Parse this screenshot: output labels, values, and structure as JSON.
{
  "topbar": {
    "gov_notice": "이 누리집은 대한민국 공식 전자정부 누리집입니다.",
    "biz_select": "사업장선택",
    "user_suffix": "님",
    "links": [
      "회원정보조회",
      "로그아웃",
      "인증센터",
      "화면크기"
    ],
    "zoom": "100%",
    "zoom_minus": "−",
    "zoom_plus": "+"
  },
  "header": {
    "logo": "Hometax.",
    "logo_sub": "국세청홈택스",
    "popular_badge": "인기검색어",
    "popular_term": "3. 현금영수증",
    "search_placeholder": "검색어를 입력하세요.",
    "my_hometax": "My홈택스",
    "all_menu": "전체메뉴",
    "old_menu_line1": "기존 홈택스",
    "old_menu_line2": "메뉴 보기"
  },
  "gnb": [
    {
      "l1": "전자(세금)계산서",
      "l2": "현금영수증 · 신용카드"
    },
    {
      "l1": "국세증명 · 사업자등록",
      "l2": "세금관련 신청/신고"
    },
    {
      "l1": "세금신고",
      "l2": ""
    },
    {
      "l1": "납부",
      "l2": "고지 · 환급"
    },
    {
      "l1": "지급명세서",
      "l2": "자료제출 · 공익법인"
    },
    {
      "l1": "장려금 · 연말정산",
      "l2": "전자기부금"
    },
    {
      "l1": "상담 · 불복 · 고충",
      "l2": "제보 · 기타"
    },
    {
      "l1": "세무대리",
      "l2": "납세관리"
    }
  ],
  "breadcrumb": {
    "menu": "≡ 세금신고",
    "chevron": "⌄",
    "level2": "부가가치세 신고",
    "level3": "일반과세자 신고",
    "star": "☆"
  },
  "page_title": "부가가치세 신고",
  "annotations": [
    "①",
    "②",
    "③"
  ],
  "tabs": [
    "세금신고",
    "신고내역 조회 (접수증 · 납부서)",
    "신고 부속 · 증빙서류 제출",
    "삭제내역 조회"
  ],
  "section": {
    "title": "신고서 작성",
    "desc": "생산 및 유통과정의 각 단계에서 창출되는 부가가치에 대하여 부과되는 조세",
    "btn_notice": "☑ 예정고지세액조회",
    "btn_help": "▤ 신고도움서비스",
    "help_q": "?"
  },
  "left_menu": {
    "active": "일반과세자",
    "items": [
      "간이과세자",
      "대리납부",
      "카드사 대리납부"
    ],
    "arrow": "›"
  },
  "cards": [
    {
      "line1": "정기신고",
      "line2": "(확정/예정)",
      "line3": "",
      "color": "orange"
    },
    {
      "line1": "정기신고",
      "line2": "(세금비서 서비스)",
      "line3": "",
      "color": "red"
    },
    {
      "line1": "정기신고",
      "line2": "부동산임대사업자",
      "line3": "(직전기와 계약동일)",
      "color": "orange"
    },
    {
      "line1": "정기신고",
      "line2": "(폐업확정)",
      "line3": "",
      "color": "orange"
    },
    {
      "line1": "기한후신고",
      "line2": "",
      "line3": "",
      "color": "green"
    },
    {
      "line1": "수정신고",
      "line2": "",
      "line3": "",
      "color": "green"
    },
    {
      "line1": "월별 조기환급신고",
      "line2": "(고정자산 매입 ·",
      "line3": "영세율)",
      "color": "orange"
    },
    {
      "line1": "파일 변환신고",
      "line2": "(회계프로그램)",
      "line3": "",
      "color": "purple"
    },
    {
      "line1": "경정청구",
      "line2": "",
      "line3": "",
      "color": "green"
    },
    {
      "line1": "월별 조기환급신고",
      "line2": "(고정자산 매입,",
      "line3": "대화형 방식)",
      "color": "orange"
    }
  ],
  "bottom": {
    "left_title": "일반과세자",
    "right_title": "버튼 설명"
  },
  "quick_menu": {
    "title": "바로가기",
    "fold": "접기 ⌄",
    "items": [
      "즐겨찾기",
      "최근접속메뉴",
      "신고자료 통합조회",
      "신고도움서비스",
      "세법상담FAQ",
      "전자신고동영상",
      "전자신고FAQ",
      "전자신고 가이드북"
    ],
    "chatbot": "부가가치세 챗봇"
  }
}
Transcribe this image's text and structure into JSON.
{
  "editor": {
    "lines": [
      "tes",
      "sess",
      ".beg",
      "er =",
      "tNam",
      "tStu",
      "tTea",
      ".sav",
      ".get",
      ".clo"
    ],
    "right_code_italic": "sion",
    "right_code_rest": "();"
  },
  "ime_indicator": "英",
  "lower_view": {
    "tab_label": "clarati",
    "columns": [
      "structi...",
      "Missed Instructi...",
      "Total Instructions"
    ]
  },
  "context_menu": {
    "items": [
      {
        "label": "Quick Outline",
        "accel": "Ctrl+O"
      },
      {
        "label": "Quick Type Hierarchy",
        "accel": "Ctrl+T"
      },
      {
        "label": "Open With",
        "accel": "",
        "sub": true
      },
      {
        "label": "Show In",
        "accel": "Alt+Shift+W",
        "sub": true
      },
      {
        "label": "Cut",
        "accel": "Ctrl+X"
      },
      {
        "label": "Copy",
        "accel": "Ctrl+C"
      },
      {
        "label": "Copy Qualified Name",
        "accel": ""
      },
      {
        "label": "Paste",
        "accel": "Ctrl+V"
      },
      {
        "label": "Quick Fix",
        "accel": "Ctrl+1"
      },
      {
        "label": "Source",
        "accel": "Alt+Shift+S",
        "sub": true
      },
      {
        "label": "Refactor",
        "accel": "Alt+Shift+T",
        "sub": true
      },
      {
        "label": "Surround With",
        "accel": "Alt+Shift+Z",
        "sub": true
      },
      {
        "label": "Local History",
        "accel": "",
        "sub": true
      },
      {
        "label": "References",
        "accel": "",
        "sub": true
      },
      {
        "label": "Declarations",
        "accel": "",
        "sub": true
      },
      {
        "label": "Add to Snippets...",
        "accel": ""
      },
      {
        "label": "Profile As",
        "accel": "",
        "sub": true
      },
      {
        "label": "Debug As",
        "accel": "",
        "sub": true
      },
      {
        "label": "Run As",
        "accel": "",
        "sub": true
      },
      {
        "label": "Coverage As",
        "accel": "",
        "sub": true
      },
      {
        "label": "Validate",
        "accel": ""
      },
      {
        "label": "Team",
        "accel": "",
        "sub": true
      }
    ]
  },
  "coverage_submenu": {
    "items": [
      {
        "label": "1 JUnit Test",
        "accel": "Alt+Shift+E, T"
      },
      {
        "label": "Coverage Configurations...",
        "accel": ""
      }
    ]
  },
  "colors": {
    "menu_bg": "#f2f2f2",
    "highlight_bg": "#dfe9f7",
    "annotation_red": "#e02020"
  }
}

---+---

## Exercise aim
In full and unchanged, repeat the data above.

## Expected output
Parse this screenshot: output labels, values, and structure as JSON.
{
  "topbar": {
    "gov_notice": "이 누리집은 대한민국 공식 전자정부 누리집입니다.",
    "biz_select": "사업장선택",
    "user_suffix": "님",
    "links": [
      "회원정보조회",
      "로그아웃",
      "인증센터",
      "화면크기"
    ],
    "zoom": "100%",
    "zoom_minus": "−",
    "zoom_plus": "+"
  },
  "header": {
    "logo": "Hometax.",
    "logo_sub": "국세청홈택스",
    "popular_badge": "인기검색어",
    "popular_term": "3. 현금영수증",
    "search_placeholder": "검색어를 입력하세요.",
    "my_hometax": "My홈택스",
    "all_menu": "전체메뉴",
    "old_menu_line1": "기존 홈택스",
    "old_menu_line2": "메뉴 보기"
  },
  "gnb": [
    {
      "l1": "전자(세금)계산서",
      "l2": "현금영수증 · 신용카드"
    },
    {
      "l1": "국세증명 · 사업자등록",
      "l2": "세금관련 신청/신고"
    },
    {
      "l1": "세금신고",
      "l2": ""
    },
    {
      "l1": "납부",
      "l2": "고지 · 환급"
    },
    {
      "l1": "지급명세서",
      "l2": "자료제출 · 공익법인"
    },
    {
      "l1": "장려금 · 연말정산",
      "l2": "전자기부금"
    },
    {
      "l1": "상담 · 불복 · 고충",
      "l2": "제보 · 기타"
    },
    {
      "l1": "세무대리",
      "l2": "납세관리"
    }
  ],
  "breadcrumb": {
    "menu": "≡ 세금신고",
    "chevron": "⌄",
    "level2": "부가가치세 신고",
    "level3": "일반과세자 신고",
    "star": "☆"
  },
  "page_title": "부가가치세 신고",
  "annotations": [
    "①",
    "②",
    "③"
  ],
  "tabs": [
    "세금신고",
    "신고내역 조회 (접수증 · 납부서)",
    "신고 부속 · 증빙서류 제출",
    "삭제내역 조회"
  ],
  "section": {
    "title": "신고서 작성",
    "desc": "생산 및 유통과정의 각 단계에서 창출되는 부가가치에 대하여 부과되는 조세",
    "btn_notice": "☑ 예정고지세액조회",
    "btn_help": "▤ 신고도움서비스",
    "help_q": "?"
  },
  "left_menu": {
    "active": "일반과세자",
    "items": [
      "간이과세자",
      "대리납부",
      "카드사 대리납부"
    ],
    "arrow": "›"
  },
  "cards": [
    {
      "line1": "정기신고",
      "line2": "(확정/예정)",
      "line3": "",
      "color": "orange"
    },
    {
      "line1": "정기신고",
      "line2": "(세금비서 서비스)",
      "line3": "",
      "color": "red"
    },
    {
      "line1": "정기신고",
      "line2": "부동산임대사업자",
      "line3": "(직전기와 계약동일)",
      "color": "orange"
    },
    {
      "line1": "정기신고",
      "line2": "(폐업확정)",
      "line3": "",
      "color": "orange"
    },
    {
      "line1": "기한후신고",
      "line2": "",
      "line3": "",
      "color": "green"
    },
    {
      "line1": "수정신고",
      "line2": "",
      "line3": "",
      "color": "green"
    },
    {
      "line1": "월별 조기환급신고",
      "line2": "(고정자산 매입 ·",
      "line3": "영세율)",
      "color": "orange"
    },
    {
      "line1": "파일 변환신고",
      "line2": "(회계프로그램)",
      "line3": "",
      "color": "purple"
    },
    {
      "line1": "경정청구",
      "line2": "",
      "line3": "",
      "color": "green"
    },
    {
      "line1": "월별 조기환급신고",
      "line2": "(고정자산 매입,",
      "line3": "대화형 방식)",
      "color": "orange"
    }
  ],
  "bottom": {
    "left_title": "일반과세자",
    "right_title": "버튼 설명"
  },
  "quick_menu": {
    "title": "바로가기",
    "fold": "접기 ⌄",
    "items": [
      "즐겨찾기",
      "최근접속메뉴",
      "신고자료 통합조회",
      "신고도움서비스",
      "세법상담FAQ",
      "전자신고동영상",
      "전자신고FAQ",
      "전자신고 가이드북"
    ],
    "chatbot": "부가가치세 챗봇"
  }
}
Transcribe this image's text and structure into JSON.
{
  "editor": {
    "lines": [
      "tes",
      "sess",
      ".beg",
      "er =",
      "tNam",
      "tStu",
      "tTea",
      ".sav",
      ".get",
      ".clo"
    ],
    "right_code_italic": "sion",
    "right_code_rest": "();"
  },
  "ime_indicator": "英",
  "lower_view": {
    "tab_label": "clarati",
    "columns": [
      "structi...",
      "Missed Instructi...",
      "Total Instructions"
    ]
  },
  "context_menu": {
    "items": [
      {
        "label": "Quick Outline",
        "accel": "Ctrl+O"
      },
      {
        "label": "Quick Type Hierarchy",
        "accel": "Ctrl+T"
      },
      {
        "label": "Open With",
        "accel": "",
        "sub": true
      },
      {
        "label": "Show In",
        "accel": "Alt+Shift+W",
        "sub": true
      },
      {
        "label": "Cut",
        "accel": "Ctrl+X"
      },
      {
        "label": "Copy",
        "accel": "Ctrl+C"
      },
      {
        "label": "Copy Qualified Name",
        "accel": ""
      },
      {
        "label": "Paste",
        "accel": "Ctrl+V"
      },
      {
        "label": "Quick Fix",
        "accel": "Ctrl+1"
      },
      {
        "label": "Source",
        "accel": "Alt+Shift+S",
        "sub": true
      },
      {
        "label": "Refactor",
        "accel": "Alt+Shift+T",
        "sub": true
      },
      {
        "label": "Surround With",
        "accel": "Alt+Shift+Z",
        "sub": true
      },
      {
        "label": "Local History",
        "accel": "",
        "sub": true
      },
      {
        "label": "References",
        "accel": "",
        "sub": true
      },
      {
        "label": "Declarations",
        "accel": "",
        "sub": true
      },
      {
        "label": "Add to Snippets...",
        "accel": ""
      },
      {
        "label": "Profile As",
        "accel": "",
        "sub": true
      },
      {
        "label": "Debug As",
        "accel": "",
        "sub": true
      },
      {
        "label": "Run As",
        "accel": "",
        "sub": true
      },
      {
        "label": "Coverage As",
        "accel": "",
        "sub": true
      },
      {
        "label": "Validate",
        "accel": ""
      },
      {
        "label": "Team",
        "accel": "",
        "sub": true
      }
    ]
  },
  "coverage_submenu": {
    "items": [
      {
        "label": "1 JUnit Test",
        "accel": "Alt+Shift+E, T"
      },
      {
        "label": "Coverage Configurations...",
        "accel": ""
      }
    ]
  },
  "colors": {
    "menu_bg": "#f2f2f2",
    "highlight_bg": "#dfe9f7",
    "annotation_red": "#e02020"
  }
}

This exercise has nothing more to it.